WORK TO BE COMPLETED:
Could the data below be copied exactly, minus the pictures?

=== Begin Enclosure ===

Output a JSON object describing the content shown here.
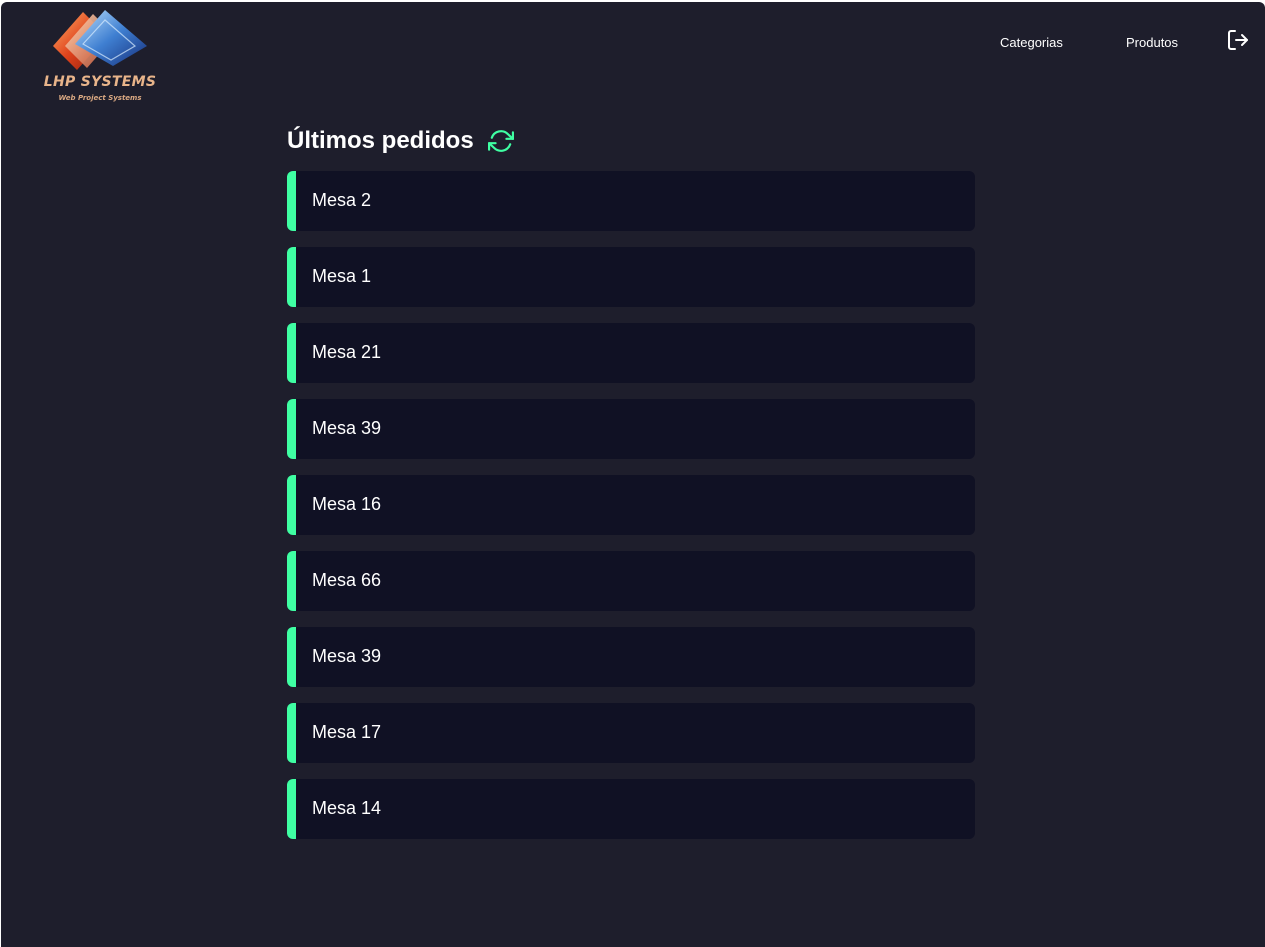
{
  "brand": {
    "name": "LHP SYSTEMS",
    "tagline": "Web Project Systems",
    "logo_icon": "stacked-diamonds-logo"
  },
  "nav": {
    "categorias": "Categorias",
    "produtos": "Produtos",
    "logout_icon": "sign-out-icon"
  },
  "main": {
    "title": "Últimos pedidos",
    "refresh_icon": "refresh-icon",
    "orders": [
      "Mesa 2",
      "Mesa 1",
      "Mesa 21",
      "Mesa 39",
      "Mesa 16",
      "Mesa 66",
      "Mesa 39",
      "Mesa 17",
      "Mesa 14"
    ]
  },
  "colors": {
    "background": "#1e1e2c",
    "card": "#101124",
    "accent": "#3fffa3",
    "text": "#ffffff",
    "brand_text": "#e8b48a"
  }
}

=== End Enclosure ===

ANSWER BELOW:
Output a JSON object describing the content shown here.
{
  "brand": {
    "name": "LHP SYSTEMS",
    "tagline": "Web Project Systems",
    "logo_icon": "stacked-diamonds-logo"
  },
  "nav": {
    "categorias": "Categorias",
    "produtos": "Produtos",
    "logout_icon": "sign-out-icon"
  },
  "main": {
    "title": "Últimos pedidos",
    "refresh_icon": "refresh-icon",
    "orders": [
      "Mesa 2",
      "Mesa 1",
      "Mesa 21",
      "Mesa 39",
      "Mesa 16",
      "Mesa 66",
      "Mesa 39",
      "Mesa 17",
      "Mesa 14"
    ]
  },
  "colors": {
    "background": "#1e1e2c",
    "card": "#101124",
    "accent": "#3fffa3",
    "text": "#ffffff",
    "brand_text": "#e8b48a"
  }
}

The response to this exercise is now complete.